You can dress up head to toe Kazan style! Men should go for ‘tubeteika’, a traditional beautifully embroidered Tatar skullcap. Girls should definitely consider getting the ‘kalfak’ — a female headdress. Tatar robes of green or navy blue velvet adorned with national patterns look good on everyone, and the super comfortable boots called ‘ichgi’ will help complete your 100% local look!
The Tatars traditionally drink tea from small, beautifully decorated ceramic bowls called ‘pialas’. It is believed that holding the bowl with both hands helps to concentrate on the tea and taste all the flavors better. A set of beautifully painted tea bowls can be a great gift, especially if paired with a box of chak-chak.
This is a national Tartar sweet, made from unleavened dough, shaped into hazelnut-sized balls, and then deep-fried in oil and drenched with hot honey. Optionally hazelnuts or dried fruits are added to the mixture. Chak-chak is conveniently packed in plastic boxes and doesn’t need refrigerating.
Herbal liqueurs, called ‘balsams’, are sweet and spicy alcoholic infusions. They are made by maceration of herbs, roots and berries. Balsams and are believed to benefit your health. Use them to flavor your tea and coffee or make cocktails. Check for allergies though. The most popular brands are ‘Bugulma’ and ‘Tatarstan’.
Legend has it that centuries ago in Kazan there was an exceptionally large, agile and brave breed of cats capable of hunting aggressive and strong rats. In 1745, the Empress Elizabeth ordered to bring 30 Kazan cats to the Winter Palace in Saint Petersburg to ward off rodents. The cat remains the symbol of Kazan and cute cat figures can be found in every souvenir shop.

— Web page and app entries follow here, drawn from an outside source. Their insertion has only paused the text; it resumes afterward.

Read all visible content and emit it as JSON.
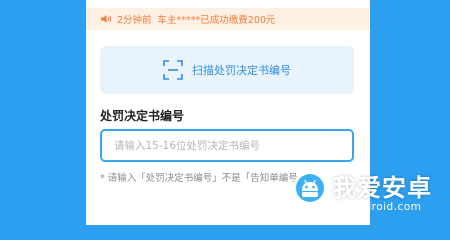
{
  "notice": {
    "time_text": "2分钟前",
    "user_text": "车主*****已成功缴费200元",
    "icon": "speaker-icon"
  },
  "scan": {
    "label": "扫描处罚决定书编号",
    "icon": "scan-frame-icon"
  },
  "form": {
    "section_title": "处罚决定书编号",
    "input_placeholder": "请输入15-16位处罚决定书编号",
    "input_value": "",
    "hint": "* 请输入「处罚决定书编号」不是「告知单编号」"
  },
  "watermark": {
    "title": "我爱安卓",
    "domain": "52android.com"
  },
  "colors": {
    "page_background": "#2d9ff0",
    "notice_text": "#f07d3a",
    "notice_background": "#fdf0e4",
    "accent": "#2d8fe0",
    "input_border": "#38a7ef"
  }
}
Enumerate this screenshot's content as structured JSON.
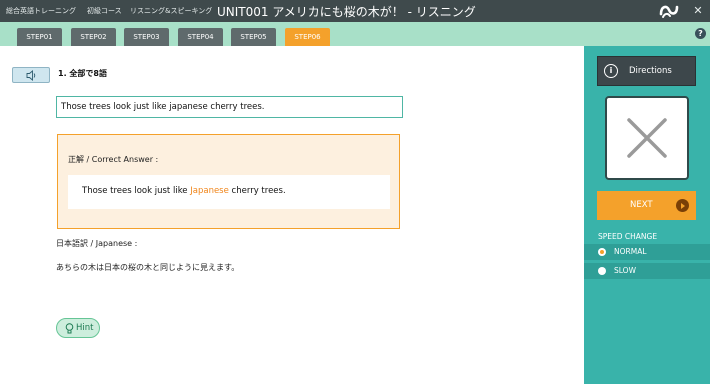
{
  "titlebar": {
    "crumbs": [
      "総合英語トレーニング",
      "初級コース",
      "リスニング&スピーキング"
    ],
    "unit_title": "UNIT001 アメリカにも桜の木が！ - リスニング",
    "close_label": "✕"
  },
  "steps": [
    "STEP01",
    "STEP02",
    "STEP03",
    "STEP04",
    "STEP05",
    "STEP06"
  ],
  "active_step": "STEP06",
  "help_label": "?",
  "question": {
    "title": "1. 全部で8語",
    "answer_value": "Those trees look just like japanese cherry trees."
  },
  "correct": {
    "label": "正解 / Correct Answer :",
    "before": "Those trees look just like ",
    "highlight": "Japanese",
    "after": " cherry trees."
  },
  "japanese": {
    "label": "日本語訳 / Japanese :",
    "text": "あちらの木は日本の桜の木と同じように見えます。"
  },
  "hint_label": "Hint",
  "sidebar": {
    "directions_label": "Directions",
    "info_glyph": "i",
    "result": "incorrect",
    "next_label": "NEXT",
    "speed_title": "SPEED CHANGE",
    "speeds": [
      "NORMAL",
      "SLOW"
    ],
    "selected_speed": "NORMAL"
  },
  "colors": {
    "accent_orange": "#f4a12b",
    "panel_teal": "#39b3aa",
    "titlebar": "#3f4a4c",
    "stepbar": "#a8e0c8"
  }
}
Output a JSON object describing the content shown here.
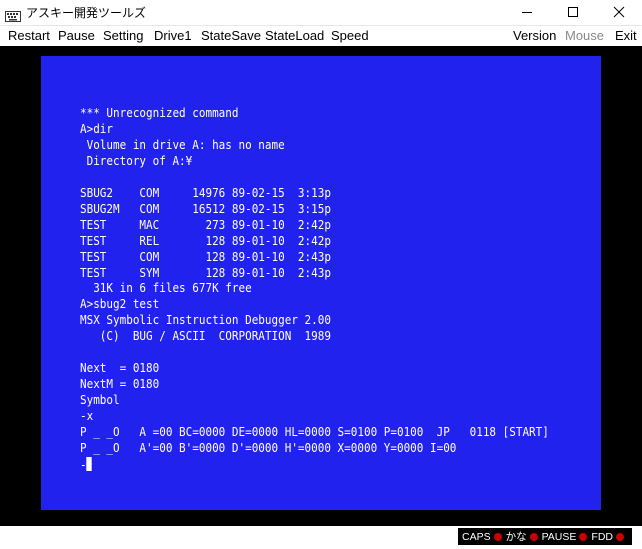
{
  "window": {
    "title": "アスキー開発ツールズ"
  },
  "menu": {
    "items": [
      {
        "label": "Restart",
        "enabled": true
      },
      {
        "label": "Pause",
        "enabled": true
      },
      {
        "label": "Setting",
        "enabled": true
      },
      {
        "label": "Drive1",
        "enabled": true
      },
      {
        "label": "StateSave",
        "enabled": true
      },
      {
        "label": "StateLoad",
        "enabled": true
      },
      {
        "label": "Speed",
        "enabled": true
      },
      {
        "label": "Version",
        "enabled": true
      },
      {
        "label": "Mouse",
        "enabled": false
      },
      {
        "label": "Exit",
        "enabled": true
      }
    ]
  },
  "screen": {
    "background_color": "#2222ee",
    "text_color": "#ffffff",
    "lines": [
      "*** Unrecognized command",
      "A>dir",
      " Volume in drive A: has no name",
      " Directory of A:¥",
      "",
      "SBUG2    COM     14976 89-02-15  3:13p",
      "SBUG2M   COM     16512 89-02-15  3:15p",
      "TEST     MAC       273 89-01-10  2:42p",
      "TEST     REL       128 89-01-10  2:42p",
      "TEST     COM       128 89-01-10  2:43p",
      "TEST     SYM       128 89-01-10  2:43p",
      "  31K in 6 files 677K free",
      "A>sbug2 test",
      "MSX Symbolic Instruction Debugger 2.00",
      "   (C)  BUG / ASCII  CORPORATION  1989",
      "",
      "Next  = 0180",
      "NextM = 0180",
      "Symbol",
      "-x",
      "P _ _O   A =00 BC=0000 DE=0000 HL=0000 S=0100 P=0100  JP   0118 [START]",
      "P _ _O   A'=00 B'=0000 D'=0000 H'=0000 X=0000 Y=0000 I=00",
      "-"
    ]
  },
  "status": {
    "indicators": [
      {
        "label": "CAPS",
        "led_color": "#cc0000"
      },
      {
        "label": "かな",
        "led_color": "#cc0000"
      },
      {
        "label": "PAUSE",
        "led_color": "#cc0000"
      },
      {
        "label": "FDD",
        "led_color": "#cc0000"
      }
    ]
  },
  "icons": {
    "app": "keyboard-icon",
    "minimize": "minimize-icon",
    "maximize": "maximize-icon",
    "close": "close-icon"
  }
}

Skan jewelry and artwork
Skan is delicate metalwork made with thin gold, silver or copper twisted threads soldered together on a metal background. In Russia, skan techniques were already used in the 9th and 10th century, but Tatar masters brought the open-worked and relief patterns to perfection. Skan jewelry with gems can make a stunning gift for that special someone.